Wednesday, April 9, 2014

Quaffing from the Tomato Tin

A gentleman of the tin can brigade
In the summer of 1889, the St. Paul Daily Globe in Minnesota published a tongue-in-cheek study of drinkers in bars — the self-important society man with his elegantly curved arm, the lady who drinks Champagne, the man about town with the latest gossip and news of the freshest scandals, the regular who drinks alone because he likes it and does so in silence, the “posers” who blow foam off their lagers…and this guy, the vaguely Irish, slightly simian tough who pinches stale beer dregs in a keg and…well, read on.

But peerless as she is and tempting as is the sight of beauty and wine, the lady thinks the liquid she is about to taste not with half so tumultuous and pleasurable anticipations as the gentleman of the tin-can brigade as he makes a fat find of stale beer in the discarded keg in front of the saloonist's door. Already provided with a cigar stump from the gutter, he has now made a discovery that to him is more than jewels and fine raiment. There is enough of the flat extract of hops in the keg to fill the can, and ecstasy— yes, unspeakable joy— is imprinted on his features. He has a withering contempt for cold victuals now, and he would scoff at champagne. Safely to the nearest alley will he hie him, and there alone and unaided will he engine in a Bacchanalian revelry that will not cease till the tin vessel is emptied thrice and again. He will attempt no style in drinking. He will simply hoist the can with both hands, and not until it has been replenished and drained many times will he sleep, to be awakened rudely by the policeman, who will hammer the soles of his feet with the stinging club.

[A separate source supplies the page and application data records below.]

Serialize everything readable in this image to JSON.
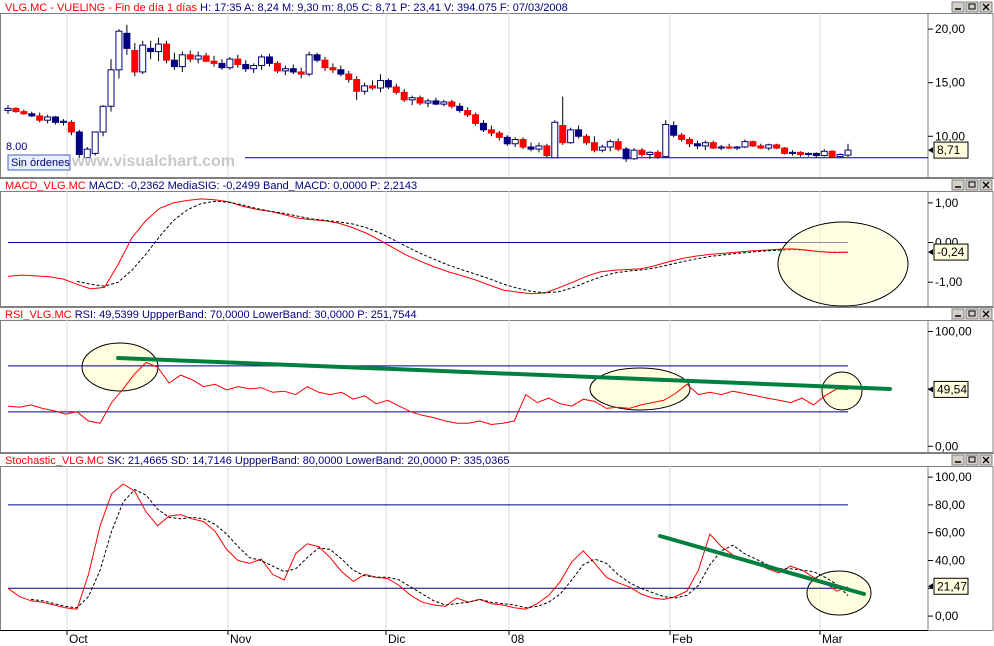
{
  "window": {
    "source": "www.visualchart.com",
    "orders_button": "Sin órdenes",
    "price_line_label": "8.00"
  },
  "x_axis": {
    "month_labels": [
      "Oct",
      "Nov",
      "Dic",
      "08",
      "Feb",
      "Mar"
    ]
  },
  "colors": {
    "bull_candle": "#ffffff",
    "bear_red": "#ff0000",
    "bear_blue": "#000080",
    "indicator_line": "#ff0000",
    "signal_line": "#000000",
    "band_line": "#000080",
    "trendline": "#008040",
    "highlight_fill": "#ffffcc"
  },
  "panels": [
    {
      "id": "price",
      "title_segments": [
        {
          "text": "VLG.MC - VUELING - Fin de día 1 días",
          "color": "#ff0000"
        },
        {
          "text": " H: 17:35  A: 8,24  M: 9,30  m: 8,05  C: 8,71  P: 23,41  V: 394.075  F: 07/03/2008",
          "color": "#000080"
        }
      ],
      "y_ticks": [
        "20,00",
        "15,00",
        "10,00"
      ],
      "last_value": "8,71"
    },
    {
      "id": "macd",
      "title_segments": [
        {
          "text": "MACD_VLG.MC",
          "color": "#ff0000"
        },
        {
          "text": "  MACD: -0,2362  MediaSIG: -0,2499  Band_MACD: 0,0000  P: 2,2143",
          "color": "#000080"
        }
      ],
      "y_ticks": [
        "1,00",
        "0,00",
        "-1,00"
      ],
      "last_value": "-0,24"
    },
    {
      "id": "rsi",
      "title_segments": [
        {
          "text": "RSI_VLG.MC",
          "color": "#ff0000"
        },
        {
          "text": "  RSI: 49,5399  UppperBand: 70,0000  LowerBand: 30,0000  P: 251,7544",
          "color": "#000080"
        }
      ],
      "y_ticks": [
        "100,00",
        "50,00",
        "0,00"
      ],
      "last_value": "49,54"
    },
    {
      "id": "stoch",
      "title_segments": [
        {
          "text": "Stochastic_VLG.MC",
          "color": "#ff0000"
        },
        {
          "text": "  SK: 21,4665  SD: 14,7146  UppperBand: 80,0000  LowerBand: 20,0000  P: 335,0365",
          "color": "#000080"
        }
      ],
      "y_ticks": [
        "100,00",
        "80,00",
        "60,00",
        "40,00",
        "20,00",
        "0,00"
      ],
      "last_value": "21,47"
    }
  ],
  "chart_data": [
    {
      "type": "candlestick",
      "panel": "price",
      "ylim": [
        6.2,
        21.5
      ],
      "y_ticks": [
        20,
        15,
        10
      ],
      "hline": 8.0,
      "candles_ohlc": [
        [
          12.4,
          12.9,
          12.1,
          12.6
        ],
        [
          12.6,
          12.7,
          12.2,
          12.3
        ],
        [
          12.3,
          12.5,
          12.0,
          12.1
        ],
        [
          12.1,
          12.3,
          11.8,
          11.9
        ],
        [
          11.9,
          12.2,
          11.3,
          11.5
        ],
        [
          11.5,
          12.0,
          11.2,
          11.8
        ],
        [
          11.8,
          11.9,
          11.1,
          11.3
        ],
        [
          11.3,
          11.6,
          11.0,
          11.4
        ],
        [
          11.3,
          11.5,
          10.1,
          10.4
        ],
        [
          10.4,
          10.6,
          8.0,
          8.3
        ],
        [
          8.0,
          9.0,
          8.0,
          8.8
        ],
        [
          8.4,
          10.4,
          8.2,
          10.4
        ],
        [
          10.4,
          12.9,
          10.0,
          12.8
        ],
        [
          12.8,
          17.2,
          12.3,
          16.2
        ],
        [
          16.2,
          20.0,
          15.4,
          19.8
        ],
        [
          19.6,
          20.4,
          17.6,
          18.2
        ],
        [
          18.0,
          18.7,
          15.6,
          16.0
        ],
        [
          16.0,
          18.9,
          15.8,
          18.5
        ],
        [
          18.2,
          18.9,
          17.2,
          17.9
        ],
        [
          17.9,
          19.2,
          17.0,
          18.6
        ],
        [
          18.6,
          18.9,
          16.8,
          17.1
        ],
        [
          17.1,
          17.8,
          16.2,
          16.5
        ],
        [
          16.5,
          17.9,
          16.0,
          17.6
        ],
        [
          17.6,
          18.0,
          16.9,
          17.2
        ],
        [
          17.2,
          17.9,
          16.8,
          17.5
        ],
        [
          17.5,
          17.8,
          16.9,
          17.0
        ],
        [
          17.0,
          17.5,
          16.5,
          16.8
        ],
        [
          16.8,
          17.2,
          16.2,
          16.4
        ],
        [
          16.4,
          17.4,
          16.2,
          17.2
        ],
        [
          17.2,
          17.6,
          16.4,
          16.7
        ],
        [
          16.7,
          17.1,
          16.0,
          16.3
        ],
        [
          16.3,
          16.8,
          15.9,
          16.6
        ],
        [
          16.6,
          17.6,
          16.2,
          17.4
        ],
        [
          17.4,
          17.7,
          16.5,
          16.8
        ],
        [
          16.8,
          17.0,
          15.9,
          16.1
        ],
        [
          16.1,
          16.6,
          15.7,
          16.3
        ],
        [
          16.3,
          16.7,
          15.8,
          16.0
        ],
        [
          16.0,
          16.4,
          15.4,
          15.8
        ],
        [
          15.8,
          17.9,
          15.6,
          17.6
        ],
        [
          17.6,
          17.8,
          16.9,
          17.1
        ],
        [
          17.1,
          17.4,
          16.1,
          16.4
        ],
        [
          16.4,
          16.8,
          15.9,
          16.2
        ],
        [
          16.2,
          16.6,
          15.6,
          15.8
        ],
        [
          15.8,
          16.1,
          15.0,
          15.3
        ],
        [
          15.3,
          15.6,
          13.4,
          14.2
        ],
        [
          14.2,
          15.0,
          13.9,
          14.7
        ],
        [
          14.7,
          15.2,
          14.3,
          14.5
        ],
        [
          14.5,
          15.8,
          14.1,
          15.2
        ],
        [
          15.2,
          15.4,
          14.4,
          14.6
        ],
        [
          14.6,
          14.9,
          13.9,
          14.1
        ],
        [
          14.1,
          14.4,
          13.2,
          13.4
        ],
        [
          13.4,
          13.8,
          12.9,
          13.6
        ],
        [
          13.6,
          13.8,
          12.9,
          13.1
        ],
        [
          13.1,
          13.5,
          12.7,
          13.3
        ],
        [
          13.3,
          13.6,
          12.9,
          13.0
        ],
        [
          13.0,
          13.4,
          12.8,
          13.2
        ],
        [
          13.2,
          13.4,
          12.6,
          12.8
        ],
        [
          12.8,
          13.1,
          12.2,
          12.4
        ],
        [
          12.4,
          12.7,
          11.8,
          12.0
        ],
        [
          12.0,
          12.2,
          11.0,
          11.2
        ],
        [
          11.2,
          11.5,
          10.4,
          10.6
        ],
        [
          10.6,
          11.0,
          10.0,
          10.3
        ],
        [
          10.3,
          10.5,
          9.6,
          9.9
        ],
        [
          9.9,
          10.1,
          9.1,
          9.3
        ],
        [
          9.3,
          9.9,
          9.0,
          9.7
        ],
        [
          9.7,
          9.9,
          8.8,
          9.0
        ],
        [
          9.0,
          9.4,
          8.6,
          8.8
        ],
        [
          8.8,
          9.4,
          8.5,
          9.1
        ],
        [
          9.1,
          9.3,
          8.0,
          8.2
        ],
        [
          8.0,
          11.5,
          8.0,
          11.3
        ],
        [
          11.0,
          13.7,
          9.2,
          9.4
        ],
        [
          9.4,
          10.8,
          9.3,
          10.6
        ],
        [
          10.6,
          11.0,
          9.8,
          10.0
        ],
        [
          10.0,
          10.2,
          9.2,
          9.4
        ],
        [
          9.4,
          10.0,
          8.5,
          8.7
        ],
        [
          8.7,
          9.2,
          8.5,
          9.0
        ],
        [
          9.0,
          9.7,
          8.6,
          9.5
        ],
        [
          9.5,
          9.8,
          8.6,
          8.8
        ],
        [
          8.8,
          9.0,
          7.6,
          7.9
        ],
        [
          7.9,
          8.9,
          7.8,
          8.7
        ],
        [
          8.7,
          8.9,
          8.1,
          8.3
        ],
        [
          8.3,
          8.6,
          7.9,
          8.5
        ],
        [
          8.5,
          8.7,
          7.9,
          8.1
        ],
        [
          8.1,
          11.5,
          8.0,
          11.1
        ],
        [
          11.0,
          11.4,
          9.9,
          10.1
        ],
        [
          10.1,
          10.3,
          9.5,
          9.7
        ],
        [
          9.7,
          9.9,
          9.0,
          9.3
        ],
        [
          9.3,
          9.6,
          8.8,
          9.1
        ],
        [
          9.1,
          9.6,
          8.7,
          9.4
        ],
        [
          9.4,
          9.6,
          8.8,
          8.9
        ],
        [
          8.9,
          9.2,
          8.7,
          9.0
        ],
        [
          9.0,
          9.3,
          8.8,
          8.9
        ],
        [
          8.9,
          9.1,
          8.7,
          9.0
        ],
        [
          9.0,
          9.7,
          8.9,
          9.5
        ],
        [
          9.5,
          9.6,
          9.0,
          9.1
        ],
        [
          9.1,
          9.3,
          8.8,
          8.9
        ],
        [
          8.9,
          9.3,
          8.7,
          9.2
        ],
        [
          9.2,
          9.3,
          8.8,
          8.9
        ],
        [
          8.9,
          9.0,
          8.3,
          8.4
        ],
        [
          8.4,
          8.7,
          8.2,
          8.5
        ],
        [
          8.5,
          8.6,
          8.1,
          8.3
        ],
        [
          8.3,
          8.5,
          8.1,
          8.4
        ],
        [
          8.4,
          8.5,
          8.0,
          8.2
        ],
        [
          8.2,
          8.8,
          8.1,
          8.6
        ],
        [
          8.6,
          8.7,
          8.0,
          8.1
        ],
        [
          8.1,
          8.4,
          8.0,
          8.3
        ],
        [
          8.24,
          9.3,
          8.05,
          8.71
        ]
      ]
    },
    {
      "type": "line",
      "panel": "macd",
      "ylim": [
        -1.6,
        1.3
      ],
      "y_ticks": [
        1,
        0,
        -1
      ],
      "band": 0,
      "series": [
        {
          "name": "MACD",
          "values": [
            -0.85,
            -0.82,
            -0.84,
            -0.86,
            -0.92,
            -1.05,
            -1.17,
            -1.13,
            -0.55,
            0.12,
            0.55,
            0.86,
            1.0,
            1.06,
            1.1,
            1.08,
            1.03,
            0.92,
            0.84,
            0.79,
            0.71,
            0.62,
            0.58,
            0.55,
            0.49,
            0.38,
            0.24,
            0.06,
            -0.14,
            -0.33,
            -0.48,
            -0.62,
            -0.74,
            -0.84,
            -0.95,
            -1.08,
            -1.2,
            -1.25,
            -1.29,
            -1.27,
            -1.14,
            -1.0,
            -0.85,
            -0.74,
            -0.7,
            -0.68,
            -0.66,
            -0.58,
            -0.48,
            -0.4,
            -0.34,
            -0.3,
            -0.27,
            -0.24,
            -0.21,
            -0.19,
            -0.17,
            -0.16,
            -0.19,
            -0.23,
            -0.25,
            -0.24
          ]
        },
        {
          "name": "MediaSIG",
          "values": [
            null,
            null,
            null,
            null,
            null,
            -0.98,
            -1.05,
            -1.1,
            -1.0,
            -0.7,
            -0.3,
            0.15,
            0.55,
            0.82,
            0.98,
            1.04,
            1.02,
            0.95,
            0.86,
            0.79,
            0.74,
            0.67,
            0.6,
            0.56,
            0.52,
            0.47,
            0.38,
            0.24,
            0.07,
            -0.11,
            -0.28,
            -0.43,
            -0.57,
            -0.69,
            -0.8,
            -0.92,
            -1.05,
            -1.15,
            -1.23,
            -1.27,
            -1.24,
            -1.14,
            -1.0,
            -0.87,
            -0.77,
            -0.72,
            -0.69,
            -0.64,
            -0.56,
            -0.48,
            -0.41,
            -0.35,
            -0.31,
            -0.27,
            -0.24,
            -0.21,
            -0.19,
            -0.18,
            -0.2,
            -0.23,
            -0.24,
            -0.25
          ]
        }
      ]
    },
    {
      "type": "line",
      "panel": "rsi",
      "ylim": [
        -5,
        110
      ],
      "y_ticks": [
        100,
        50,
        0
      ],
      "bands": [
        70,
        30
      ],
      "series": [
        {
          "name": "RSI",
          "values": [
            35,
            34,
            36,
            33,
            31,
            28,
            30,
            22,
            20,
            38,
            50,
            63,
            73,
            69,
            55,
            62,
            58,
            52,
            54,
            49,
            52,
            50,
            51,
            47,
            48,
            45,
            52,
            47,
            45,
            47,
            41,
            44,
            37,
            40,
            35,
            30,
            27,
            25,
            22,
            20,
            20,
            22,
            19,
            20,
            22,
            45,
            38,
            42,
            37,
            35,
            41,
            39,
            33,
            34,
            33,
            36,
            38,
            40,
            46,
            54,
            45,
            47,
            45,
            48,
            46,
            44,
            42,
            40,
            38,
            42,
            36,
            44,
            50,
            49.5
          ]
        }
      ]
    },
    {
      "type": "line",
      "panel": "stoch",
      "ylim": [
        -10,
        108
      ],
      "y_ticks": [
        100,
        80,
        60,
        40,
        20,
        0
      ],
      "bands": [
        80,
        20
      ],
      "series": [
        {
          "name": "SK",
          "values": [
            20,
            14,
            11,
            10,
            8,
            6,
            5,
            30,
            65,
            88,
            95,
            90,
            75,
            65,
            72,
            73,
            70,
            68,
            61,
            48,
            40,
            38,
            41,
            30,
            26,
            45,
            52,
            50,
            42,
            32,
            25,
            30,
            28,
            27,
            22,
            15,
            10,
            8,
            7,
            13,
            10,
            12,
            9,
            8,
            6,
            5,
            9,
            15,
            25,
            39,
            47,
            38,
            28,
            24,
            21,
            16,
            13,
            12,
            14,
            18,
            33,
            59,
            50,
            44,
            40,
            38,
            34,
            31,
            36,
            33,
            28,
            24,
            18,
            21
          ]
        },
        {
          "name": "SD",
          "values": [
            null,
            null,
            12,
            11,
            9,
            7,
            6,
            14,
            33,
            61,
            82,
            91,
            87,
            77,
            71,
            70,
            71,
            70,
            66,
            59,
            50,
            42,
            40,
            36,
            32,
            34,
            42,
            49,
            48,
            41,
            33,
            29,
            28,
            28,
            26,
            21,
            16,
            11,
            8,
            9,
            10,
            12,
            10,
            9,
            8,
            6,
            7,
            10,
            16,
            26,
            37,
            41,
            38,
            30,
            24,
            20,
            17,
            14,
            13,
            15,
            22,
            37,
            47,
            51,
            45,
            41,
            37,
            34,
            34,
            33,
            32,
            28,
            23,
            14.7
          ]
        }
      ]
    }
  ]
}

St. Paul Daily Globe
July 28, 1889

Reminds me of the juice served at certain lowbrow bars — either as punishment or prize — consisting of all the spills that accumulate in bar mats, a sickly prank juice of commingled whiskey,  energy drinks, cordials, vodka, shot slops, deflated beer foam, melted ice, and whatever else didn't stay in the glass. 

Goes well with: